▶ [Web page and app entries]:
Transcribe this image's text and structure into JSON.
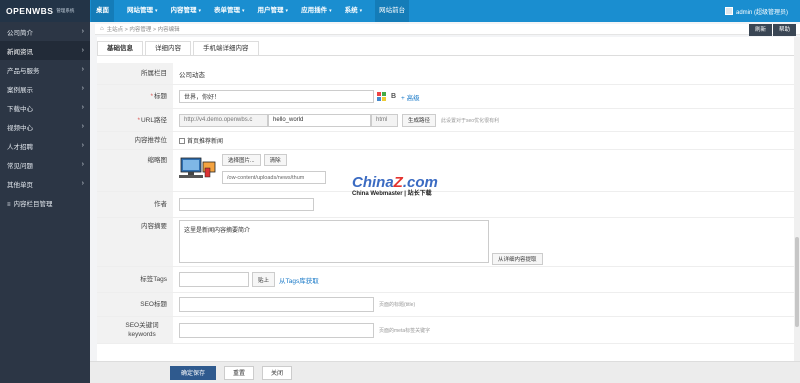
{
  "header": {
    "logo": "OPENWBS",
    "logo_sub": "管理系统",
    "nav": [
      {
        "label": "桌面",
        "active": true,
        "caret": false
      },
      {
        "label": "网站管理",
        "caret": true
      },
      {
        "label": "内容管理",
        "caret": true
      },
      {
        "label": "表单管理",
        "caret": true
      },
      {
        "label": "用户管理",
        "caret": true
      },
      {
        "label": "应用插件",
        "caret": true
      },
      {
        "label": "系统",
        "caret": true
      }
    ],
    "site_front": "网站前台",
    "user": "admin (超级管理员)"
  },
  "sidebar": {
    "items": [
      {
        "label": "公司简介",
        "chev": "›"
      },
      {
        "label": "新闻资讯",
        "chev": "›",
        "active": true
      },
      {
        "label": "产品与服务",
        "chev": "›"
      },
      {
        "label": "案例展示",
        "chev": "›"
      },
      {
        "label": "下载中心",
        "chev": "›"
      },
      {
        "label": "视频中心",
        "chev": "›"
      },
      {
        "label": "人才招聘",
        "chev": "›"
      },
      {
        "label": "常见问题",
        "chev": "›"
      },
      {
        "label": "其他单页",
        "chev": "›"
      },
      {
        "label": "内容栏目管理",
        "chev": "",
        "icon": "≡"
      }
    ]
  },
  "breadcrumb": {
    "text": "主站点 > 内容管理 > 内容编辑"
  },
  "tools": {
    "refresh": "刷新",
    "help": "帮助"
  },
  "tabs": [
    "基础信息",
    "详细内容",
    "手机端详细内容"
  ],
  "form": {
    "category_label": "所属栏目",
    "category_value": "公司动态",
    "title_label": "标题",
    "title_value": "世界，你好！",
    "title_bold": "B",
    "title_advanced": "+ 高级",
    "url_label": "URL路径",
    "url_prefix": "http://v4.demo.openwbs.c",
    "url_value": "hello_world",
    "url_suffix": "html",
    "url_button": "生成路径",
    "url_hint": "此设置对于seo优化很有利",
    "recommend_label": "内容推荐位",
    "recommend_option": "首页推荐新闻",
    "thumb_label": "缩略图",
    "thumb_select": "选择图片...",
    "thumb_clear": "清除",
    "thumb_path": "/ow-content/uploads/news/thum",
    "author_label": "作者",
    "author_value": "",
    "summary_label": "内容摘要",
    "summary_value": "这里是新闻内容摘要简介",
    "summary_button": "从详细内容提取",
    "tags_label": "标签Tags",
    "tags_value": "",
    "tags_paste": "贴上",
    "tags_link": "从Tags库获取",
    "seo_title_label": "SEO标题",
    "seo_title_hint": "页面的标题(title)",
    "seo_kw_label": "SEO关键词keywords",
    "seo_kw_hint": "页面的meta标签关键字"
  },
  "footer": {
    "save": "确定保存",
    "reset": "重置",
    "close": "关闭"
  },
  "watermark": {
    "brand_a": "China",
    "brand_z": "Z",
    "brand_b": ".com",
    "sub": "China Webmaster | 站长下载"
  }
}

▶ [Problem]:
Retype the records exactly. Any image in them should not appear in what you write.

▶ [Solution for this problem]:
Transcribe this image's text and structure into JSON.
{
  "header": {
    "logo": "OPENWBS",
    "logo_sub": "管理系统",
    "nav": [
      {
        "label": "桌面",
        "active": true,
        "caret": false
      },
      {
        "label": "网站管理",
        "caret": true
      },
      {
        "label": "内容管理",
        "caret": true
      },
      {
        "label": "表单管理",
        "caret": true
      },
      {
        "label": "用户管理",
        "caret": true
      },
      {
        "label": "应用插件",
        "caret": true
      },
      {
        "label": "系统",
        "caret": true
      }
    ],
    "site_front": "网站前台",
    "user": "admin (超级管理员)"
  },
  "sidebar": {
    "items": [
      {
        "label": "公司简介",
        "chev": "›"
      },
      {
        "label": "新闻资讯",
        "chev": "›",
        "active": true
      },
      {
        "label": "产品与服务",
        "chev": "›"
      },
      {
        "label": "案例展示",
        "chev": "›"
      },
      {
        "label": "下载中心",
        "chev": "›"
      },
      {
        "label": "视频中心",
        "chev": "›"
      },
      {
        "label": "人才招聘",
        "chev": "›"
      },
      {
        "label": "常见问题",
        "chev": "›"
      },
      {
        "label": "其他单页",
        "chev": "›"
      },
      {
        "label": "内容栏目管理",
        "chev": "",
        "icon": "≡"
      }
    ]
  },
  "breadcrumb": {
    "text": "主站点 > 内容管理 > 内容编辑"
  },
  "tools": {
    "refresh": "刷新",
    "help": "帮助"
  },
  "tabs": [
    "基础信息",
    "详细内容",
    "手机端详细内容"
  ],
  "form": {
    "category_label": "所属栏目",
    "category_value": "公司动态",
    "title_label": "标题",
    "title_value": "世界，你好！",
    "title_bold": "B",
    "title_advanced": "+ 高级",
    "url_label": "URL路径",
    "url_prefix": "http://v4.demo.openwbs.c",
    "url_value": "hello_world",
    "url_suffix": "html",
    "url_button": "生成路径",
    "url_hint": "此设置对于seo优化很有利",
    "recommend_label": "内容推荐位",
    "recommend_option": "首页推荐新闻",
    "thumb_label": "缩略图",
    "thumb_select": "选择图片...",
    "thumb_clear": "清除",
    "thumb_path": "/ow-content/uploads/news/thum",
    "author_label": "作者",
    "author_value": "",
    "summary_label": "内容摘要",
    "summary_value": "这里是新闻内容摘要简介",
    "summary_button": "从详细内容提取",
    "tags_label": "标签Tags",
    "tags_value": "",
    "tags_paste": "贴上",
    "tags_link": "从Tags库获取",
    "seo_title_label": "SEO标题",
    "seo_title_hint": "页面的标题(title)",
    "seo_kw_label": "SEO关键词keywords",
    "seo_kw_hint": "页面的meta标签关键字"
  },
  "footer": {
    "save": "确定保存",
    "reset": "重置",
    "close": "关闭"
  },
  "watermark": {
    "brand_a": "China",
    "brand_z": "Z",
    "brand_b": ".com",
    "sub": "China Webmaster | 站长下载"
  }
}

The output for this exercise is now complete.